→ **Dataset entries**:
══════════
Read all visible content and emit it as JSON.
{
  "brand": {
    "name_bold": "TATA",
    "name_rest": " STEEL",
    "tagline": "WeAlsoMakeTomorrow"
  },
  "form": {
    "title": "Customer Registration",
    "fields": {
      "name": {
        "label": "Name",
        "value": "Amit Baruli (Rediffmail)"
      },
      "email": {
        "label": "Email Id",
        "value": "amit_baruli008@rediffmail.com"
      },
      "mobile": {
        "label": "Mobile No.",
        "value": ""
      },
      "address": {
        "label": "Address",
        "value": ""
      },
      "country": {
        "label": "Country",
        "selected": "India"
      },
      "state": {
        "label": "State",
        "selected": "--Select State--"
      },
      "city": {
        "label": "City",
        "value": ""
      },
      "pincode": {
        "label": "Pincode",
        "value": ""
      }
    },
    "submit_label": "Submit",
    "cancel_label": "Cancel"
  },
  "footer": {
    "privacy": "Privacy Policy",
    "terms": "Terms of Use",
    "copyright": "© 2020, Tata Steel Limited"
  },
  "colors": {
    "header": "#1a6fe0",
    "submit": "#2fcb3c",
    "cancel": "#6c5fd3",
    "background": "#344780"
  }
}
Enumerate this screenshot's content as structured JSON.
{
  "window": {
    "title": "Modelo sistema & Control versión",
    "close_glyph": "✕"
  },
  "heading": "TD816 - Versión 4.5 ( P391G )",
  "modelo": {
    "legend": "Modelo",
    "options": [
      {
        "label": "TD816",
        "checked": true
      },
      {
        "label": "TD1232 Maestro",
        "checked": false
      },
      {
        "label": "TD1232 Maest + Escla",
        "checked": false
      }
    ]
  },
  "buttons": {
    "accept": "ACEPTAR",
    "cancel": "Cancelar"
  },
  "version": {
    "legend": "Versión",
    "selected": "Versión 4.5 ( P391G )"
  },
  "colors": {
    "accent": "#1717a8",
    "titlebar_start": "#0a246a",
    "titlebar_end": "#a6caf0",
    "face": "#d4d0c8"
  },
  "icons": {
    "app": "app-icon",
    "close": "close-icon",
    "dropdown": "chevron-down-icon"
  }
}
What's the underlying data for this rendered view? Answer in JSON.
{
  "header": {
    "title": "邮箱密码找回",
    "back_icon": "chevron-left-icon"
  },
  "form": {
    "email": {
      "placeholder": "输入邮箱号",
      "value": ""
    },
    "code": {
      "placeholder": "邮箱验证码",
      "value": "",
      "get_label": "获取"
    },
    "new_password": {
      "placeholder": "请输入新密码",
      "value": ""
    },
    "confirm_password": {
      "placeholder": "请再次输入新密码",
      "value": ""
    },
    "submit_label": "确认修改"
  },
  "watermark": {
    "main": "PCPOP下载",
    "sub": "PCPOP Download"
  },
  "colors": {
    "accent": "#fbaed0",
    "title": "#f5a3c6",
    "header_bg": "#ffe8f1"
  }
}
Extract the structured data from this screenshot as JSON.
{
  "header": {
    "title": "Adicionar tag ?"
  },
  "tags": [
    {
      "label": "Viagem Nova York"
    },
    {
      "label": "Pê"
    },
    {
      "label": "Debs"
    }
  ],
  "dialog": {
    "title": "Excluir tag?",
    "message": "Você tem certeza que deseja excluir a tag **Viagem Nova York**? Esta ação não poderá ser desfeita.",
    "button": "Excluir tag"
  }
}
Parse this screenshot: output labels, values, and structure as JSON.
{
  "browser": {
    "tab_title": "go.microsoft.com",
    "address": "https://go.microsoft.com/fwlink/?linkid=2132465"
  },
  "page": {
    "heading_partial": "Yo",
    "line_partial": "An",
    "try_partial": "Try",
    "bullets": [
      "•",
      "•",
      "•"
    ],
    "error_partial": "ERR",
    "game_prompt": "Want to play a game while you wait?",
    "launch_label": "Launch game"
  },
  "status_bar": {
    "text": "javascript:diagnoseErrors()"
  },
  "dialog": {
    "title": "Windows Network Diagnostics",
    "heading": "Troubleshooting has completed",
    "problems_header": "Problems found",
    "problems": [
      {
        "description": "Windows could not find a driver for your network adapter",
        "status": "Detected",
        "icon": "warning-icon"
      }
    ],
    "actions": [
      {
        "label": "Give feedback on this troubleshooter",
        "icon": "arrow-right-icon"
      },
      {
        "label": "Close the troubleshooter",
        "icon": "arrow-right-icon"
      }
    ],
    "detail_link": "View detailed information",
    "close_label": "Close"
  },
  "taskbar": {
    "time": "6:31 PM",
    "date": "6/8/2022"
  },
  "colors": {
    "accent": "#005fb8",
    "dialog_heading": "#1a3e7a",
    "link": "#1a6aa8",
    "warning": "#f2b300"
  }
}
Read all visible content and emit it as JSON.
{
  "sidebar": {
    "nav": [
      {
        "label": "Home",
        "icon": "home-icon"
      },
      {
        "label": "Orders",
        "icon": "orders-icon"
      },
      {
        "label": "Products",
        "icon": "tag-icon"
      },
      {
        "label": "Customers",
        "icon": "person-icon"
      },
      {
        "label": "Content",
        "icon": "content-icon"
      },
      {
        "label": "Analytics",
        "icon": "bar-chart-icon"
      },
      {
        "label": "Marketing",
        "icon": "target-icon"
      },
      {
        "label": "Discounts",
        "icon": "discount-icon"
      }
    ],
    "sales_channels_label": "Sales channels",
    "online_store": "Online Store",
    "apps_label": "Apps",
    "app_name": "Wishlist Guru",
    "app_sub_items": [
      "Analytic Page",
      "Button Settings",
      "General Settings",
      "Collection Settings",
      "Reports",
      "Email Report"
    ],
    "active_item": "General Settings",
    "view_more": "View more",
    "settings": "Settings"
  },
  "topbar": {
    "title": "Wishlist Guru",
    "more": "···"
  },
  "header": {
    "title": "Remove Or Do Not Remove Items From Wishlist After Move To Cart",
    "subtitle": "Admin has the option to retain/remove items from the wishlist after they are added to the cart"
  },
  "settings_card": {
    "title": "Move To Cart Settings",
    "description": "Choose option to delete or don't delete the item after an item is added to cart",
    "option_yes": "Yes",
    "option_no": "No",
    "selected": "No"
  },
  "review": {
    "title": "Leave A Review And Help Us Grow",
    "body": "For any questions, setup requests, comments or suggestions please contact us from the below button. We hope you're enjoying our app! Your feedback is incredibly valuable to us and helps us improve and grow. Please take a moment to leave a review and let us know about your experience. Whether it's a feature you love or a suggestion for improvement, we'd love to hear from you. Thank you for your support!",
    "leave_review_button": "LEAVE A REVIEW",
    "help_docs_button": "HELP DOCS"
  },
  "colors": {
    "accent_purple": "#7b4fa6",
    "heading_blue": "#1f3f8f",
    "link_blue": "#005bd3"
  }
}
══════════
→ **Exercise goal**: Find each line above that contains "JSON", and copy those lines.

→ **Result of this task**:
Read all visible content and emit it as JSON.
Enumerate this screenshot's content as structured JSON.
What's the underlying data for this rendered view? Answer in JSON.
Extract the structured data from this screenshot as JSON.
Parse this screenshot: output labels, values, and structure as JSON.
Read all visible content and emit it as JSON.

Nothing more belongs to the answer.